Data provided ->
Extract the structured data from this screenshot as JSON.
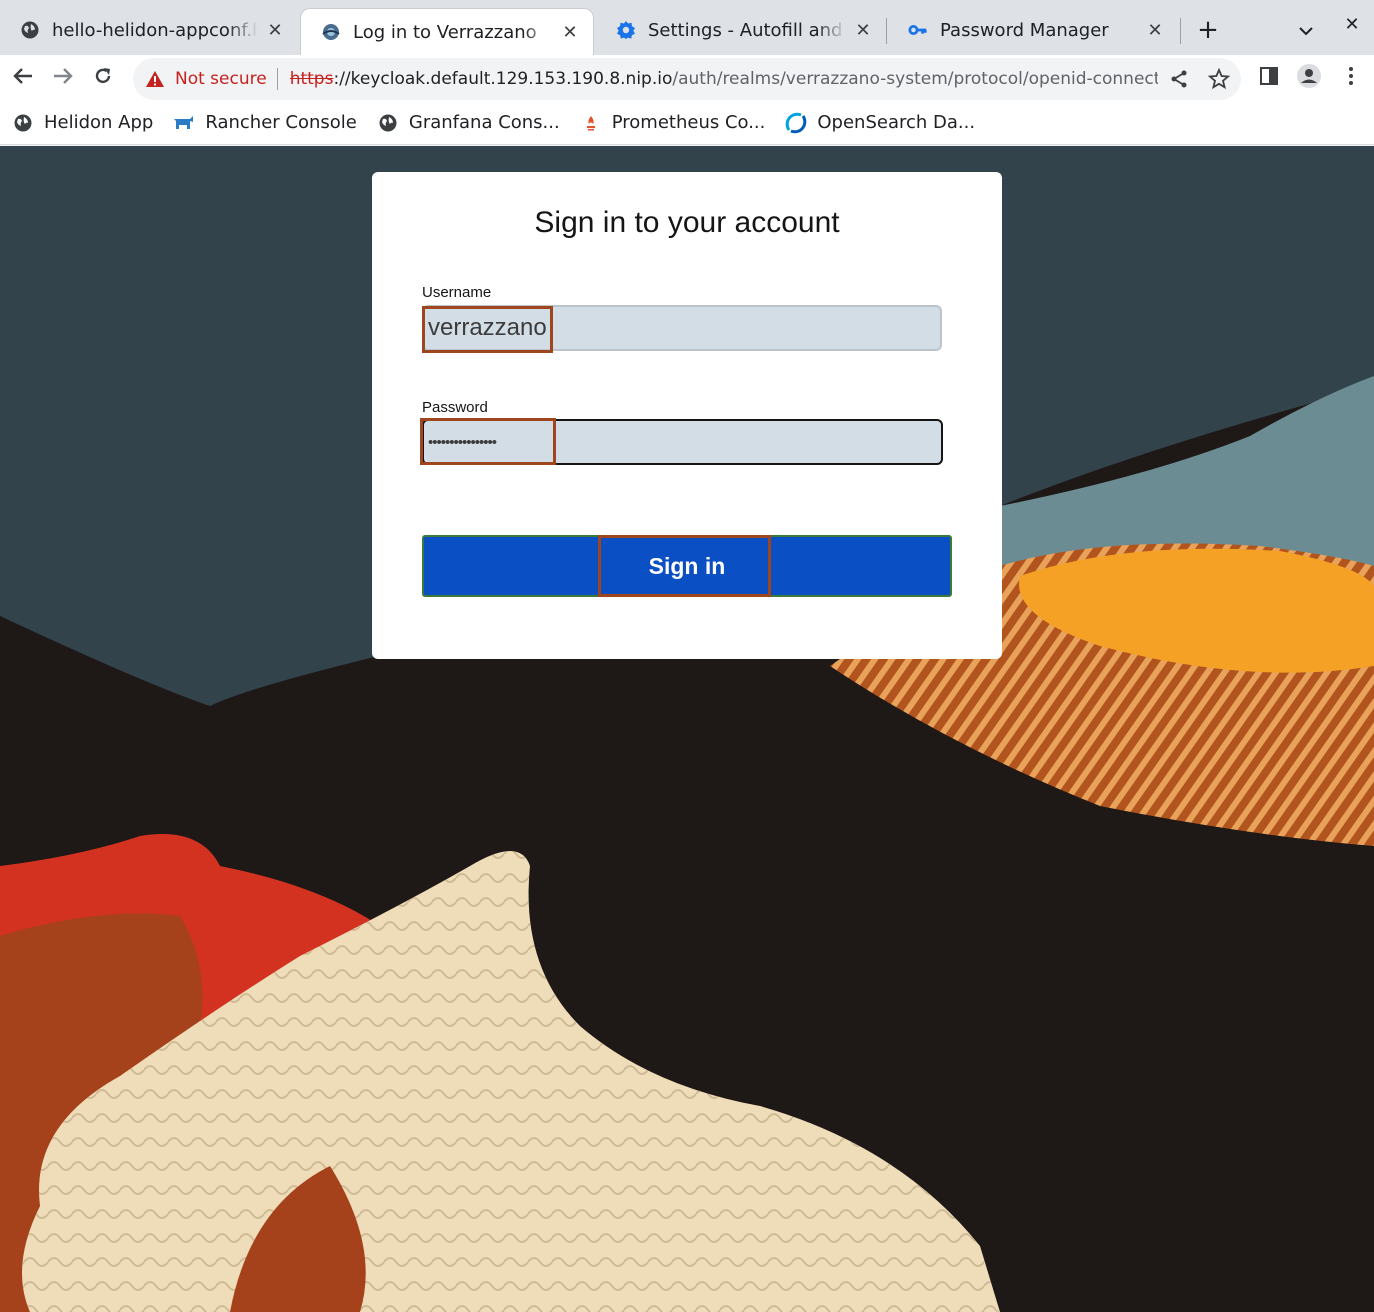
{
  "browser": {
    "tabs": [
      {
        "title": "hello-helidon-appconf.helidon",
        "icon": "globe-icon",
        "active": false
      },
      {
        "title": "Log in to Verrazzano",
        "icon": "verrazzano-icon",
        "active": true
      },
      {
        "title": "Settings - Autofill and passwords",
        "icon": "gear-icon",
        "active": false
      },
      {
        "title": "Password Manager",
        "icon": "key-icon",
        "active": false
      }
    ],
    "address": {
      "security_label": "Not secure",
      "scheme": "https",
      "host": "://keycloak.default.129.153.190.8.nip.io",
      "path": "/auth/realms/verrazzano-system/protocol/openid-connect/auth?cli..."
    },
    "bookmarks": [
      {
        "label": "Helidon App",
        "icon": "globe-icon"
      },
      {
        "label": "Rancher Console",
        "icon": "rancher-icon"
      },
      {
        "label": "Granfana Cons...",
        "icon": "globe-icon"
      },
      {
        "label": "Prometheus Co...",
        "icon": "prometheus-icon"
      },
      {
        "label": "OpenSearch Da...",
        "icon": "opensearch-icon"
      }
    ]
  },
  "login": {
    "title": "Sign in to your account",
    "username_label": "Username",
    "username_value": "verrazzano",
    "password_label": "Password",
    "password_value": "••••••••••••••••",
    "submit_label": "Sign in"
  },
  "colors": {
    "accent": "#0a50c4",
    "highlight": "#a0461f",
    "insecure": "#c5221f"
  }
}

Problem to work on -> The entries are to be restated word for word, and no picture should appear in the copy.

Written answer ->
Extract the structured data from this screenshot as JSON.
{
  "browser": {
    "tabs": [
      {
        "title": "hello-helidon-appconf.helidon",
        "icon": "globe-icon",
        "active": false
      },
      {
        "title": "Log in to Verrazzano",
        "icon": "verrazzano-icon",
        "active": true
      },
      {
        "title": "Settings - Autofill and passwords",
        "icon": "gear-icon",
        "active": false
      },
      {
        "title": "Password Manager",
        "icon": "key-icon",
        "active": false
      }
    ],
    "address": {
      "security_label": "Not secure",
      "scheme": "https",
      "host": "://keycloak.default.129.153.190.8.nip.io",
      "path": "/auth/realms/verrazzano-system/protocol/openid-connect/auth?cli..."
    },
    "bookmarks": [
      {
        "label": "Helidon App",
        "icon": "globe-icon"
      },
      {
        "label": "Rancher Console",
        "icon": "rancher-icon"
      },
      {
        "label": "Granfana Cons...",
        "icon": "globe-icon"
      },
      {
        "label": "Prometheus Co...",
        "icon": "prometheus-icon"
      },
      {
        "label": "OpenSearch Da...",
        "icon": "opensearch-icon"
      }
    ]
  },
  "login": {
    "title": "Sign in to your account",
    "username_label": "Username",
    "username_value": "verrazzano",
    "password_label": "Password",
    "password_value": "••••••••••••••••",
    "submit_label": "Sign in"
  },
  "colors": {
    "accent": "#0a50c4",
    "highlight": "#a0461f",
    "insecure": "#c5221f"
  }
}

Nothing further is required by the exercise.